"I could never have anticipated the changes that have occurred within my family. Although I am currently exploring several professional opportunities, and I intend to continue my career in higher education for several years, this move is precipitated by the need to be closer to my family," said Browne.

The vice president for academic affairs has set no official date for her departure and intends to remain at UMFK to help ensure a smooth transition for the institution's new president, who will be named in the coming months. A campus search committee, comprised of University of Maine System officials, UMFK faculty and staff, including Browne, and community members, have been meeting since December and are currently reviewing applicants for the next campus president.

Browne's tenure at UMFK has been marked with tremendous growth of the university's physical infrastructure, student body, and academic program offerings.

In addition to her administrative duties at UMFK, Browne also taught an education course for two semesters.

She was nominated and accepted into the Theta Class of Leadership Maine.

In her capacity as vice president for academic affairs, former UMFK president Charles Lyons tapped Browne to chair the committee responsible for oversight of the first new stand-alone building project on campus in 25 years.

Last September, after two-and-half-years of planning and a year of construction, Nadeau Hall, a state-of-the-art instructional building, which also houses office space for more than 30 faculty and support staff, was opened, helping to greatly alleviate a campus that had rapidly outgrown its facilities.

Browne also led the charge for the development of two new "cutting edge" degree program offerings at UMFK. Working with a team of faculty members, she oversaw the curriculum design, successfully argued the need for, and began implementing a new four-year e-commerce program and rural public safety administration program.

"What Carol has accomplished on this campus will have a positive impact on the university for generations of future students and faculty. Her active leadership in the academic arena has enhanced the quality of education we provide our students on a daily basis," said Donald Zillman, interim president. "She has also been a most effective advocate for UMFK at the System level."

In addition to the outwardly visible changes Browne helped bring about on the university campus, she was also responsible for several other positive developments in recent years.
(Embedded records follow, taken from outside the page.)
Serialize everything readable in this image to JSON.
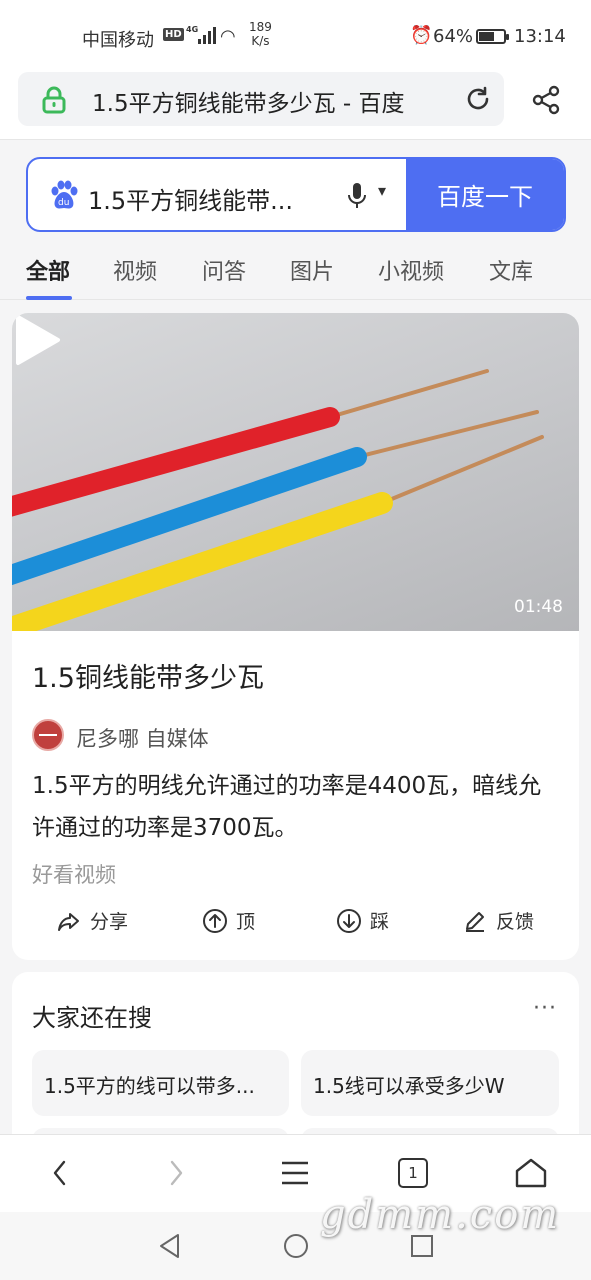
{
  "status_bar": {
    "carrier": "中国移动",
    "hd": "HD",
    "network": "4G",
    "speed_value": "189",
    "speed_unit": "K/s",
    "battery": "64%",
    "battery_level": 0.64,
    "time": "13:14"
  },
  "address_bar": {
    "title": "1.5平方铜线能带多少瓦 - 百度"
  },
  "search": {
    "query": "1.5平方铜线能带...",
    "button": "百度一下"
  },
  "tabs": [
    "全部",
    "视频",
    "问答",
    "图片",
    "小视频",
    "文库"
  ],
  "video_card": {
    "duration": "01:48",
    "title": "1.5铜线能带多少瓦",
    "author": "尼多哪 自媒体",
    "summary": "1.5平方的明线允许通过的功率是4400瓦，暗线允许通过的功率是3700瓦。",
    "source": "好看视频",
    "actions": {
      "share": "分享",
      "up": "顶",
      "down": "踩",
      "feedback": "反馈"
    }
  },
  "related": {
    "title": "大家还在搜",
    "more": "···",
    "chips": [
      "1.5平方的线可以带多...",
      "1.5线可以承受多少W"
    ]
  },
  "bottom_nav": {
    "tab_count": "1"
  },
  "watermark": "gdmm.com",
  "colors": {
    "accent": "#4e6ef2",
    "lock": "#3cb95a"
  }
}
Under her leadership UMFK's academic divisions were reorganized to strengthen education and arts and humanities programs, which resulted in the new division of education. Articulation agreements were facilitated with three other institutions, Kennebec Valley Technical College, Northern Maine Technical College, and Washington County Technical College.

Browne facilitated and supported the development of a new humanities course for first-semester students and supported changes in first-year advising that resulted in improved preparation and retention of students. She served as the primary architect for the revision of the structure of external review of academic programs that emphasize the interdisciplinary nature of UMFK programs.

In the coming months Browne plans to continue to work toward strengthening UMFK academic programs, and providing as smooth a transition as possible for the incoming president. She also plans to be actively involved in plans for the renovation of Cyr Hall, the main classroom and administration building.

"I will leave UMFK a stronger institution with regard to accountability, emphasis on quality and a continued focus on using our resources wisely. I am proud about my accomplishments here," said Browne. "I have enjoyed the community and the people. I will look for a place in the Midwest that has some of the same attributes that drew me to Maine," said Browne.